                  In response to Michael, it's kind of sad that you would pigeon hole Minneapolis as hipster, non-conformist, and therefore bad (if I'm reading your tone right). There are PLENTY of family-oriented places all over the city. Head to any of the Turtle Breads and you can't walk 2 feet before tripping over a stroller. Considering how diverse both of our cities are, I don't think family oriented vs. hipster trendy captures either of them well at all.

                  4 Replies
                  1. re: katebauer

                    Yes, I personally find a piece of the Minneapolis scene to be affected and pretentious. Others may think it's cool or charming. But I do believe that whatever you call it, it's found in Minneapolis and not really in St. Paul, including in restaurants and their clientelle. Doesn't mean Minneapolis lacks family oriented places. As you note, it's got 'em. Still, I stand by my assertion that you are not going to find places in St. Paul trying hard to be hip or urbane. There is no Uptown or warehouse district equivalent in St. Paul.

                    1. re: Michael Florey

                      You're probably right that you won't find the pretentious bar/restaurant places in St. Paul, which is probably a result of the fact that many fewer single 20-somethings with disposable incomes choose to live in St. Paul. Additionally, the traffic through downtown St. Paul couldn't support places like Chambers, Cosmos, and 20.21. I guess to me though those types of spots are so few and far between, I would never think that they define the restaurant scene in Minneapolis.

                      I've also found that while a place may look pretentious to an outsider, when you eat there you find that the staff really does care about providing a great, experience for anyone and everyone, regardless of how you're dressed (I'm thinking of Fugaise, Nami, and 112 as places that may seem intimidating).

                      Also, after living in NY, Boston and Atlanta, what's considered affected and pretentious here wouldn't even register on the radar of those cities.

                      So, I don't disagree with your assertion that there are more style over substance places in Minneapolis vs. St. Paul, because of the younger and more affluent residents, I still don't believe that you can define Minneapolis by those places.
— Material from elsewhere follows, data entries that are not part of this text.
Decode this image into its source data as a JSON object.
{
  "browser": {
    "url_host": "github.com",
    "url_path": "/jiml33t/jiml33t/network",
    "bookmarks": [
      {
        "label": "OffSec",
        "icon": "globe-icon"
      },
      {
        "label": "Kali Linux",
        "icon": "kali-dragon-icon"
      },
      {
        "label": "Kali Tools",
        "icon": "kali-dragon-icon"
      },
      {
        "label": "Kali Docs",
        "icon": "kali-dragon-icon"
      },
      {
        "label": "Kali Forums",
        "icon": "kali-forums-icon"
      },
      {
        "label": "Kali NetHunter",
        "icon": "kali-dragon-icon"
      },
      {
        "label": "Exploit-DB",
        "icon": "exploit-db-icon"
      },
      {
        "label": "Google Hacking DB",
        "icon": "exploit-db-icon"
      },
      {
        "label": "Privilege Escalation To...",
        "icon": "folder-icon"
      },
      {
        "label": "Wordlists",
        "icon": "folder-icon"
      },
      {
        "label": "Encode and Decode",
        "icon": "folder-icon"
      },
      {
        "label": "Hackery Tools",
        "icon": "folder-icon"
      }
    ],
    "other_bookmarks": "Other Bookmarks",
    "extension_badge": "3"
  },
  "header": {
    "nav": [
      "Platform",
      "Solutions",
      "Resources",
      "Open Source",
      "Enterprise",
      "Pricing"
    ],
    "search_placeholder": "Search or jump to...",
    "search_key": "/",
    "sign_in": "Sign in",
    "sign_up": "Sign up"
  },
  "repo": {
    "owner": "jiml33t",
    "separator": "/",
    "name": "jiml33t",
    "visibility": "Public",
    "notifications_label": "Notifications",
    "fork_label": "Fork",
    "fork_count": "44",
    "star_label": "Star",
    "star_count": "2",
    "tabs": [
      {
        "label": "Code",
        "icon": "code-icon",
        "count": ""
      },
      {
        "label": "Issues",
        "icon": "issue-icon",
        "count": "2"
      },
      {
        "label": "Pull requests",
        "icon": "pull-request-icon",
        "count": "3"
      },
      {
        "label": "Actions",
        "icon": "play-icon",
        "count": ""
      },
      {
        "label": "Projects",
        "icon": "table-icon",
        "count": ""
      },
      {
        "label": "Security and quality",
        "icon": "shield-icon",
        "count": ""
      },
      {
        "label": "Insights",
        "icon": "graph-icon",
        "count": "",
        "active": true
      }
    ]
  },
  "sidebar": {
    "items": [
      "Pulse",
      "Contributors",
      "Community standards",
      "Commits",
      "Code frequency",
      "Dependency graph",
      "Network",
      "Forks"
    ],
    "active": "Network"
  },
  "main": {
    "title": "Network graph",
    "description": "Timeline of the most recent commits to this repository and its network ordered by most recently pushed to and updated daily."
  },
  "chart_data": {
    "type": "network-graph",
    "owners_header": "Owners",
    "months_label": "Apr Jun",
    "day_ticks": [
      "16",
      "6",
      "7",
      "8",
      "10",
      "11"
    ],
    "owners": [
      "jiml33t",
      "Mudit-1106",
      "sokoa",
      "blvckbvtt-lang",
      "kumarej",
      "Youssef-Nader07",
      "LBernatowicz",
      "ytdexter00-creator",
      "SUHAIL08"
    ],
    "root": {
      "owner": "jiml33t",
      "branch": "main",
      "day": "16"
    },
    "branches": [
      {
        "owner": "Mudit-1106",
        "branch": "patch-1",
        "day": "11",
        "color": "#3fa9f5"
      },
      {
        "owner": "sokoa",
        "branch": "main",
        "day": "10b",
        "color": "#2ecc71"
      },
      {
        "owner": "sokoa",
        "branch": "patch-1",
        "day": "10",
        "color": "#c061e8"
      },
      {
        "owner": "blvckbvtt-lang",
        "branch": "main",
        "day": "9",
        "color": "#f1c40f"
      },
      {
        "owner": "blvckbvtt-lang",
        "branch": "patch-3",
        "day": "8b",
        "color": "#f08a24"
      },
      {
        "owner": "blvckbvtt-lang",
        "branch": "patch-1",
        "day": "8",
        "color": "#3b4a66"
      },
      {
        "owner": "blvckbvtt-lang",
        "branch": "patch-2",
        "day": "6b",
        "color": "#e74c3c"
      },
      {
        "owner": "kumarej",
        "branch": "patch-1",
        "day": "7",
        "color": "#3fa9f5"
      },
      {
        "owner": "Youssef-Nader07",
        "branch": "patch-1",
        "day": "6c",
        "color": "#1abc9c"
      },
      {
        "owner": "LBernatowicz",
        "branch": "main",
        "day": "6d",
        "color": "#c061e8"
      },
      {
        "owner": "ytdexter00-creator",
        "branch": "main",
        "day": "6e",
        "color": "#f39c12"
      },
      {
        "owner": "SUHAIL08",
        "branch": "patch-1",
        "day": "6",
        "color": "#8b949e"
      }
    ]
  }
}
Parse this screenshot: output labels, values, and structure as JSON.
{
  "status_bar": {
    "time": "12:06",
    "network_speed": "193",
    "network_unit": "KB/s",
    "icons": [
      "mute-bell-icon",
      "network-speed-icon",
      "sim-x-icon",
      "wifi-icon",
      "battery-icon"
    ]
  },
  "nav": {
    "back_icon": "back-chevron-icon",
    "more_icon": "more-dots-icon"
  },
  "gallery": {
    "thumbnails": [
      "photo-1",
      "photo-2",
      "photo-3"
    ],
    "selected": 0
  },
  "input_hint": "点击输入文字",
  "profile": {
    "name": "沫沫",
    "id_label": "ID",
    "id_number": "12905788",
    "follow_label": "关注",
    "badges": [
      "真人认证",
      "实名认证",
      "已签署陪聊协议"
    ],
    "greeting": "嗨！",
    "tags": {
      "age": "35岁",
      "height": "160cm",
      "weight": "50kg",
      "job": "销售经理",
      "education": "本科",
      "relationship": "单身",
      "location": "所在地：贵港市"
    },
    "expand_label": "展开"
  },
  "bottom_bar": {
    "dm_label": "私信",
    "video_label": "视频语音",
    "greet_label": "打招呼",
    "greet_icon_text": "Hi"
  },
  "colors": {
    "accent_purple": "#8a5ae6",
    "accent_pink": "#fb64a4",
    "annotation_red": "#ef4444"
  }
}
                      1. re: katebauer

                        All very true. I guess I was reacting to the "they're both the same" responses. The restaurants in Minneapolis do seem different to me than the places in St. Paul. We go to Fugaise and 112 all the time, as well as Cafe Barbette. Great places, but there's nothing like them in St. Paul. In some ways, I wish there were.

                        1. re: Michael Florey

                          Man I got some serious eating to do in St. Paul! Thanks you're all great resources. Does sounding like a St. Paul newbie a pretty bad thing?

                          Sorry to pit the 'twin cities' together, but when I say "curse" of that label- I mean it's like that ethnic background in you that you never knew about...anyone feel me? For example (not a bad analogy), I have Thai/Laotian/Vietnamese background, but when specific cuisine flavors get grouped in the common notion of "Southeast Asian" or "Asian" cuisine- it's easy to say "it tastes all the same". But then again, that brings up the question of authenticity.

                          I agree with the Bay Area example. Although it can be purely marketing by separating the "twins", it's a step towards breaking down that too easy mold of everything having to be in a melting pot. Should I have to ask for a tour guide to a city that's 5 minutes away because unfortunately I think it's all the same? I don't think so.